Britain, Germany, UAE airports 'refused fuel' to Iran planes

5th July 2010, Comments 0 comments

Airports in Britain, Germany and the United Arab Emirates have refused to refuel Iranian passenger planes since Washington imposed unilateral sanctions on Tehran last week, ISNA news agency said Monday.

IRNA, the official state news agency, said in a separate report that Kuwaiti airports have also turned down fuel for Iranian planes.

"Since last week, after the passing of the unilateral law by America and the sanctions against Iran, airports in England, Germany, the UAE have refused to give fuel to Iranian planes," ISNA quoted Mehdi Aliyari, secretary of the Iranian Airlines Union, as saying.

The decision by the airports in these countries comes at a time when a large number of expatriate Iranians, especially those in Europe, travel to and from Iran for summer holidays.

Aliyari said their refusal has so far impacted Iran Air, the national carrier, and a leading private airline, Mahan Air, as both operate several flights to Europe.

Heshmatollah Falahat-Pisheh, a lawmaker and member of Iranian parliament's committee on foreign policy and national security, warned of retaliatory action by Tehran, especially towards the United Arab Emirates.

"Despite US claims that the sanctions are smart and aimed at preventing nuclear and missile development, we see these sanctions targeting Iran's development ... and seeking to hurt ... Iranians," he told ISNA.

"We should definitely do the same thing to the Emirates, Britain and Germany whose planes need to be refuelled in Iran."

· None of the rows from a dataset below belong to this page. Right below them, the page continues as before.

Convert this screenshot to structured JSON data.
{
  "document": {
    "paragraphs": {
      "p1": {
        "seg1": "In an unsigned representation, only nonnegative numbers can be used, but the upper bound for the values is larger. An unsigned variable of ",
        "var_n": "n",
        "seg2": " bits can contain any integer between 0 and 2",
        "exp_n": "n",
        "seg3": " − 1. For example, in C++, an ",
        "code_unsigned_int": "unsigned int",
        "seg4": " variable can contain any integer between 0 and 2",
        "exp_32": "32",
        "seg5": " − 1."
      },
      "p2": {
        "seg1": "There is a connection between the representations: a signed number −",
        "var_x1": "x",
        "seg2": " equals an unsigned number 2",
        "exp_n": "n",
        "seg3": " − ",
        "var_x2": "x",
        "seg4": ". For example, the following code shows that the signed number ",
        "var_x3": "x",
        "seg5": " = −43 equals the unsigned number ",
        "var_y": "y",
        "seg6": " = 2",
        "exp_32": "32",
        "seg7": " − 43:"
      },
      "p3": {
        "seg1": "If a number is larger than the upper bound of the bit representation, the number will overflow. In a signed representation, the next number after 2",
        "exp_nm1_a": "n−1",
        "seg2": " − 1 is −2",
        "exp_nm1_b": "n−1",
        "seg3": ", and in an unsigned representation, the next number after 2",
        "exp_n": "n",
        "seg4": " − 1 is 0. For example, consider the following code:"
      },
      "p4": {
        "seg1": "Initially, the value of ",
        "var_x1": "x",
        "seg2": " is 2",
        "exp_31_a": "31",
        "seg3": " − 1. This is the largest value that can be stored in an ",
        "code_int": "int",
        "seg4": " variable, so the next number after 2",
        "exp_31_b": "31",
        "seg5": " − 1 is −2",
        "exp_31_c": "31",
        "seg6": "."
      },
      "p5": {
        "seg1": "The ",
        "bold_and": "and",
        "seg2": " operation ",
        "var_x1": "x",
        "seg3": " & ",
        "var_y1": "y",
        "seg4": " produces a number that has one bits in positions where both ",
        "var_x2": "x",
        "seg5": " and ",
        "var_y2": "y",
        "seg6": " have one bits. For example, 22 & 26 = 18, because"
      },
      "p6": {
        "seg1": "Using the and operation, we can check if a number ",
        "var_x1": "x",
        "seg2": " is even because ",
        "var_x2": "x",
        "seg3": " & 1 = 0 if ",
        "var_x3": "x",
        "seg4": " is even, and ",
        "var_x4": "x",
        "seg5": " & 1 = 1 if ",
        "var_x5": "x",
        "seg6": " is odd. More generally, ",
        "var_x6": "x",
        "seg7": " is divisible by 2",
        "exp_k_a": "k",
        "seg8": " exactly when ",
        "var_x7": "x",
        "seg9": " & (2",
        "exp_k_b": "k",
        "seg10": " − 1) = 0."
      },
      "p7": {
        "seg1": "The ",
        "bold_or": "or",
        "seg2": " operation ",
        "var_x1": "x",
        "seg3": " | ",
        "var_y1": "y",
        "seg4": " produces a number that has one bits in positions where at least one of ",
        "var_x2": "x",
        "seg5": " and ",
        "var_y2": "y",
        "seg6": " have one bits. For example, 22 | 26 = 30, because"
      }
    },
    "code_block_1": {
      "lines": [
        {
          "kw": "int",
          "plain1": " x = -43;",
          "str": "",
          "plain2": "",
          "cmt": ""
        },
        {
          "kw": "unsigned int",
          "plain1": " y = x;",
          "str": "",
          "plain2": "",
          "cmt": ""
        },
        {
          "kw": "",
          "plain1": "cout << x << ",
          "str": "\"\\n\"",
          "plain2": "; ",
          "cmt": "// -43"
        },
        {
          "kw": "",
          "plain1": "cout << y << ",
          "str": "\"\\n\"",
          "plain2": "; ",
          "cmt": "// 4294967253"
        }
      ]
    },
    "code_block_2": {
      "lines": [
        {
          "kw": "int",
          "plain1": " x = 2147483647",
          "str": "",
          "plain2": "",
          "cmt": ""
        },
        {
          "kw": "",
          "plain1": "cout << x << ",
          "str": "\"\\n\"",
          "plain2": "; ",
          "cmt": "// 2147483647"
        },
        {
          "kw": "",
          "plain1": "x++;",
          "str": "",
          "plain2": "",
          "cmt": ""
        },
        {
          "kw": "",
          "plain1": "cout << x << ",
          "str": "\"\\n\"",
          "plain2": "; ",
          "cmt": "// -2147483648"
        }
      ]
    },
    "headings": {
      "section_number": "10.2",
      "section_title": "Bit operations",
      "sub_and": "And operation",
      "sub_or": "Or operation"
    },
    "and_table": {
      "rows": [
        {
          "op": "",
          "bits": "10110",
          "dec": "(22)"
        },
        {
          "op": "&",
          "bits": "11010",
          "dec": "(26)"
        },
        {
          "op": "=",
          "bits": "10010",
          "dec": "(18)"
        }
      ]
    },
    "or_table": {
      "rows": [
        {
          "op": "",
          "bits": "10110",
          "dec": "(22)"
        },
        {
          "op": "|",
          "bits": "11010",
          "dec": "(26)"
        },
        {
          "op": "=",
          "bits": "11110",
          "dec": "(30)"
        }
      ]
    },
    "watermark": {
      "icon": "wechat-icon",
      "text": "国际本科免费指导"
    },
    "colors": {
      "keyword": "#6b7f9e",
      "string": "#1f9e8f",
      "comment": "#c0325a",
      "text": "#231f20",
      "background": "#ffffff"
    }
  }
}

Hitting out at the UAE he said: "UAE's cooperation with US should be noted ... if Iran's development or security are harmed, then no countries in the region can have sustainable security."

A UAE civil aviation spokesman, contacted by AFP, said he "had no information" about the reports that Iranian planes had been refused fuel.

And in Germany, the transport ministry said in a statement that neither US nor United Nations sanctions covered the refuelling of Iranian passenger planes, without a specific reaction to the Iranian reports.

Last Thursday, US President Barack Obama signed into law the toughest ever US sanctions on Iran, which he said would strike at Tehran's capacity to finance its nuclear programme and deepen its isolation.

The measures, on top of new UN and European sanctions, aim to choke off Iran's access to imports of refined petroleum products like gasoline and jet fuel, and to curb its access to the international banking system.

"With these sanctions -- along with others -- we are striking at the heart of the Iranian government's ability to fund and develop its nuclear programmes," Obama said before signing the sanctions into law.

"There should be no doubt: the United States and the international community are determined to prevent Iran from acquiring nuclear weapons."

World powers led by Washington suspect Tehran is making nuclear weapons under the guise of a civilian atomic programme. Iran says its nuclear programme is purely for peaceful purposes.

On June 9, the UN Security Council imposed a fourth set of sanctions against Iran, which was followed by unilateral punitive measures by the European Union and later by the United States.

Iran could lodge a complaint to the United Nations and the International Civil Aviation Organisation over the action of these airports, lawmaker Kazem Jalali was quoted as saying by the English-language Iran News.

On Monday, President Mahmoud Ahmadinejad once again dismissed the sanctions imposed on Iran.

"The sanctions that they have imposed do not strike a blow at Iran ... They have imposed these sanctions to defend themselves and they know they cannot do anything," the hardliner said.

All four sets of UN sanctions have been imposed on Iran under the presidency of Ahmadinejad who has defiantly pursued Tehran's nuclear programme.


© 2010 AFP

0 Comments To This Article